• [PROMPT] Could you filter the records below and keep only the lines with the word "postal"?

=== MATERIAL SUPPLIED ===

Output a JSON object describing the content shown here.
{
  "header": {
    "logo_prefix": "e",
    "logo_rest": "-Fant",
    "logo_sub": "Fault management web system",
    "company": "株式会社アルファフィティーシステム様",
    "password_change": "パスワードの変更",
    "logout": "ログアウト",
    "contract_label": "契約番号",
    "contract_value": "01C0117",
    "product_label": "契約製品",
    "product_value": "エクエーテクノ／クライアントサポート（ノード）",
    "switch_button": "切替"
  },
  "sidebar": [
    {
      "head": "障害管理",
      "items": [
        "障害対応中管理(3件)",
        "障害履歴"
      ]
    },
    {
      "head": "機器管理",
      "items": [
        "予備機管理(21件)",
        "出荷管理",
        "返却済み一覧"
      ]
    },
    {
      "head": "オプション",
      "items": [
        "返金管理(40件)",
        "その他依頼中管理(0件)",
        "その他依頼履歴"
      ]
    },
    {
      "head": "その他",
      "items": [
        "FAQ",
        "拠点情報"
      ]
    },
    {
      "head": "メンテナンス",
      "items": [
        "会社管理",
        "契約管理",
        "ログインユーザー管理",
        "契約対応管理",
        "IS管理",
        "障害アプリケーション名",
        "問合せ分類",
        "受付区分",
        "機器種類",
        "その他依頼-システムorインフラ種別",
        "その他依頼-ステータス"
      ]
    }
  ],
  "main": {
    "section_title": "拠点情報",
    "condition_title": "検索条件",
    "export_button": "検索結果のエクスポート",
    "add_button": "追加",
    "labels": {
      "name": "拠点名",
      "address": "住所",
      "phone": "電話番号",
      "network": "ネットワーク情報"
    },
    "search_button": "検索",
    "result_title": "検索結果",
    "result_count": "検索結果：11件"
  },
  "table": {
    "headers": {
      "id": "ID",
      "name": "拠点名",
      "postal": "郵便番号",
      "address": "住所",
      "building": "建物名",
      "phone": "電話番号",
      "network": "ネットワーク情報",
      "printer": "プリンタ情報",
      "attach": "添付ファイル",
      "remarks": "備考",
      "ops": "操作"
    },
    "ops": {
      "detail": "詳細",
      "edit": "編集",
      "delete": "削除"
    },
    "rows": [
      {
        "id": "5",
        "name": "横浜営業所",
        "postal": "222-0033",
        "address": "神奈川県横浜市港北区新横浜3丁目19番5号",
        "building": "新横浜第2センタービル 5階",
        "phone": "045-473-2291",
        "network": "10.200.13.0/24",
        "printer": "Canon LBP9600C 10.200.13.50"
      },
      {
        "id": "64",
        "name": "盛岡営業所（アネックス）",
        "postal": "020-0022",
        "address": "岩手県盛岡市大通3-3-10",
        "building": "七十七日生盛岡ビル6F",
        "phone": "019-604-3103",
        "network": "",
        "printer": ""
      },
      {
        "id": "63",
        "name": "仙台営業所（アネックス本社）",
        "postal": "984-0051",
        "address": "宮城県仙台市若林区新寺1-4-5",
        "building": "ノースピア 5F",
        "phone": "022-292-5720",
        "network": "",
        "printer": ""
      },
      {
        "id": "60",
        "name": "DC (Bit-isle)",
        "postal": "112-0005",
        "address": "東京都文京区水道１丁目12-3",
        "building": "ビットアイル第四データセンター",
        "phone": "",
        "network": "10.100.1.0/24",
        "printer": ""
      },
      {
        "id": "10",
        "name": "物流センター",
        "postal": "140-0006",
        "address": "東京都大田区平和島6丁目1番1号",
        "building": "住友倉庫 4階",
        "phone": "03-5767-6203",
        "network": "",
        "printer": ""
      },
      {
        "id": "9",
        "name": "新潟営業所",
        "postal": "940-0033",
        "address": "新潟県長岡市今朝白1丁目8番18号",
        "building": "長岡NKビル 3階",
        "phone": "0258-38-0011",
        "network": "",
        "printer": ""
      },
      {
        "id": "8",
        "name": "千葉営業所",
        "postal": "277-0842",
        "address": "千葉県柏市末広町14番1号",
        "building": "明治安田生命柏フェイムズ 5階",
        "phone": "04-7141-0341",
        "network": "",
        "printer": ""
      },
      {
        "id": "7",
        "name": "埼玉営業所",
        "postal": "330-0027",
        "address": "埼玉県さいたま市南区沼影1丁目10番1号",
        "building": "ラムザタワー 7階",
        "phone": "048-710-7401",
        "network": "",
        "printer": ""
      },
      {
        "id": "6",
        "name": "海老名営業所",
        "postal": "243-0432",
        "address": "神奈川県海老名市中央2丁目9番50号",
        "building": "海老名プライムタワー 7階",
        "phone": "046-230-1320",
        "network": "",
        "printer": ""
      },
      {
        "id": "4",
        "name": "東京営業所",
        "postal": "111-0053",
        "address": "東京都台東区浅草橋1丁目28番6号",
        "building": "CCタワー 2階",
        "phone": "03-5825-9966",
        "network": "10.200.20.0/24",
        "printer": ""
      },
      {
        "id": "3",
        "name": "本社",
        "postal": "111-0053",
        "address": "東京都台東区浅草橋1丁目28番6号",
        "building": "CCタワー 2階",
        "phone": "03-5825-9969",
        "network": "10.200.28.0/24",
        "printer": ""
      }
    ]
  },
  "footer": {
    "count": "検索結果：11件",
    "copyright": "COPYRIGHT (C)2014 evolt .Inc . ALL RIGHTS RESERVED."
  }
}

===

• [RESULT OF THIS EXERCISE]
      "postal": "郵便番号",
        "postal": "222-0033",
        "postal": "020-0022",
        "postal": "984-0051",
        "postal": "112-0005",
        "postal": "140-0006",
        "postal": "940-0033",
        "postal": "277-0842",
        "postal": "330-0027",
        "postal": "243-0432",
        "postal": "111-0053",
        "postal": "111-0053",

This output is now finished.